**PROVIDED DATA**
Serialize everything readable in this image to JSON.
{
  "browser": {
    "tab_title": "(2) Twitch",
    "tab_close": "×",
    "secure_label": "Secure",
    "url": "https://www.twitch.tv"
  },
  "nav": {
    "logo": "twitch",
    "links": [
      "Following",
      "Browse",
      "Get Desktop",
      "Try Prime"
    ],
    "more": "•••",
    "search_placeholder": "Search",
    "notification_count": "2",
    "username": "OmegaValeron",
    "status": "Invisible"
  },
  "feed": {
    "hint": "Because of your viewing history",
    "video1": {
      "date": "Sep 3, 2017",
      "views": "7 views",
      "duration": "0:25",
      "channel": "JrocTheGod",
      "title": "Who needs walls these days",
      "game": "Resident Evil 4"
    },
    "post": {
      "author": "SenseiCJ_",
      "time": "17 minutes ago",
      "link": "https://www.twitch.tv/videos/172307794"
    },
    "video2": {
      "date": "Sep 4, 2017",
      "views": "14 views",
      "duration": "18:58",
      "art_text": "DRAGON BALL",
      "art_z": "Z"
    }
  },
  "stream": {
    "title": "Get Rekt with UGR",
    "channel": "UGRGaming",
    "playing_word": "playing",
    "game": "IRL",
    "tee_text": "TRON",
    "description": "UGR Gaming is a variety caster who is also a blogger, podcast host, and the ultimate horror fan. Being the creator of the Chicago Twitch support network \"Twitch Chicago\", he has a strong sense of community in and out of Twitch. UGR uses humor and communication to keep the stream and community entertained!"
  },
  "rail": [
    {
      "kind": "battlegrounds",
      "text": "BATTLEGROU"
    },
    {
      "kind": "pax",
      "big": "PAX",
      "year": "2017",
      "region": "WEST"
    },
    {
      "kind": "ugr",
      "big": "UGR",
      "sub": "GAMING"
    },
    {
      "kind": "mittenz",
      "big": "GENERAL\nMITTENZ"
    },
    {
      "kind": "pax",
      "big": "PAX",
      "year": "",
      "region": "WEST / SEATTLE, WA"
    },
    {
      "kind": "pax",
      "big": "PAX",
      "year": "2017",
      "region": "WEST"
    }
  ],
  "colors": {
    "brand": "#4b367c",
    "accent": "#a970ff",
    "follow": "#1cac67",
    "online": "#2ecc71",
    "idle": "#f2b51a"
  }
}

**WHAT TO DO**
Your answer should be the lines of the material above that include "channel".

**YOUR RESPONSE**
      "channel": "JrocTheGod",
    "channel": "UGRGaming",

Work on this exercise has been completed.